“I started writing creatively in seventh grade, and I would compile a folder,” Raman said.
Raman is also a dedicated student of photography, which highly influenced his work.
“It just started as a side project I was working on in my spare time,” Raman said. “Most of [the poems] are nature-themed. A lot of times, the poem will complement the photo.”
To help combine these two passions, Raman turned to many of his teachers.
“By the time he got to me, he had already had conversations with other instructors and had done quite a bit of writing,” ninth-grade English teacher Scott Gonzalez said. “One of his poems ‘El Mar/La Mar’ was actually written on a conversation in our class concerning Hemingway’s The Old Man and the Sea.”
Gonzalez continued reviewing more of Raman’s poems, and helping him identify his own strengths in writing.
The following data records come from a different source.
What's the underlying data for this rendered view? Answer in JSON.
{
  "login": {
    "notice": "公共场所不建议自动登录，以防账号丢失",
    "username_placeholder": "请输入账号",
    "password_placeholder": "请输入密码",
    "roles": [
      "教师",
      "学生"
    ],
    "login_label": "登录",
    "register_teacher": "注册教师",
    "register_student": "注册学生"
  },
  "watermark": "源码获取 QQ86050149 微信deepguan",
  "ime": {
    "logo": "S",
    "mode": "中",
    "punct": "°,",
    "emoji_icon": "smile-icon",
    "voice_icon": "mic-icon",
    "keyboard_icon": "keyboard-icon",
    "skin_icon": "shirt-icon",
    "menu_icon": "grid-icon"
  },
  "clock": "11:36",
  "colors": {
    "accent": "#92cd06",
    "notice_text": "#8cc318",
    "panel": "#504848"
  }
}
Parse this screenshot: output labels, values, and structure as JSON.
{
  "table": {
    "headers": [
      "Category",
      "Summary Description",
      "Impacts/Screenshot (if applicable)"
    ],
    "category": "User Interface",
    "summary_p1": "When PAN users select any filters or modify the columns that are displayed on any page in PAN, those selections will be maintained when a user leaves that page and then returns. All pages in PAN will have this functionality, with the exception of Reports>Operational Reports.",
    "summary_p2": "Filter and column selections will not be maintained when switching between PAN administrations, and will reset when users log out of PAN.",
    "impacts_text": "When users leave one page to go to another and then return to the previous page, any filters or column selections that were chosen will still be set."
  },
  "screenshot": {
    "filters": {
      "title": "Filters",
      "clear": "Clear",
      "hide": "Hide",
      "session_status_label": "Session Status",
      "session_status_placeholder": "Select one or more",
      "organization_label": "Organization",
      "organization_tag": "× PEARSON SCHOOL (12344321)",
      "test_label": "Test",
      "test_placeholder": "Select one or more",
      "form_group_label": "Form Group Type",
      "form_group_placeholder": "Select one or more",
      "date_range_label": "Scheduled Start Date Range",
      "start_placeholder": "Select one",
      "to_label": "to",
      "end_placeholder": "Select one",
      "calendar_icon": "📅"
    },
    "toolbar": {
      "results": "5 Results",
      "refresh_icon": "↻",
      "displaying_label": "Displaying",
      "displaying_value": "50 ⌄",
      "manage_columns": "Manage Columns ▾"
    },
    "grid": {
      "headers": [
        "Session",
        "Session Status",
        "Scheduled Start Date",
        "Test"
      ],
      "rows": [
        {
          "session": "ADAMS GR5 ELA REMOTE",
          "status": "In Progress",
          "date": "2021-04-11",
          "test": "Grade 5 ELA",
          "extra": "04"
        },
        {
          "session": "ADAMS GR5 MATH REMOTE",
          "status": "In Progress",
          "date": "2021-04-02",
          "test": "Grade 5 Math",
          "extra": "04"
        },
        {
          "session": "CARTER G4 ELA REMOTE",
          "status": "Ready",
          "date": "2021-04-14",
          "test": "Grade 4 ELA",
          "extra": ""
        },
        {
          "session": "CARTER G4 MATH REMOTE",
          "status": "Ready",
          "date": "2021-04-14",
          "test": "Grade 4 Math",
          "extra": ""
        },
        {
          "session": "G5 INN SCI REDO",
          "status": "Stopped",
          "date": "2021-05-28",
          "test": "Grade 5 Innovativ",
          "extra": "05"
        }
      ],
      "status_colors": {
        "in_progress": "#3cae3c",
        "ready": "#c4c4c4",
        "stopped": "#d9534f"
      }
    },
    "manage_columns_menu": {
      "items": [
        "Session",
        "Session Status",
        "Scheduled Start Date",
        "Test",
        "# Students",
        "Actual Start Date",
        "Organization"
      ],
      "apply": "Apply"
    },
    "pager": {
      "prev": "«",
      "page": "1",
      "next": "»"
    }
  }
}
Finally, Raman attended a summer writing program at Sewanee University of the South.
“I know that helped him in his technique and his editing skills, and his reading and writing skills as well,” Gonzalez said. “He has some real insight and some real talent.”
And though Raman clearly has a talent for writing and photography, his interests are by no means limited. He’s also very interested in the sciences and may continue that passion by the time college rolls around.
“I really love biology and science,” Raman said. “I can definitely see myself doing something with maybe medicine or technology.”
But with all this talent comes quite a level of humility.
“The goal of the book isn’t really to sell copies,” Raman said. “It’s more to compile my work and see what it would look like. It was mostly a personal project.”
In fact, Raman is dedicating any proceeds from the book to Gooch Elementary School, where he volunteers as a mentor and tutor. With the $10 copies, he was able to raise more than $1,500 for the school.
“I won’t call him a ‘renaissance man’ quite yet,” Gonzalez said. “I’ll call him a ‘renaissance youth.’”
For more information and to read an excerpt from his new book, visit Gopal Raman’s poetry blog.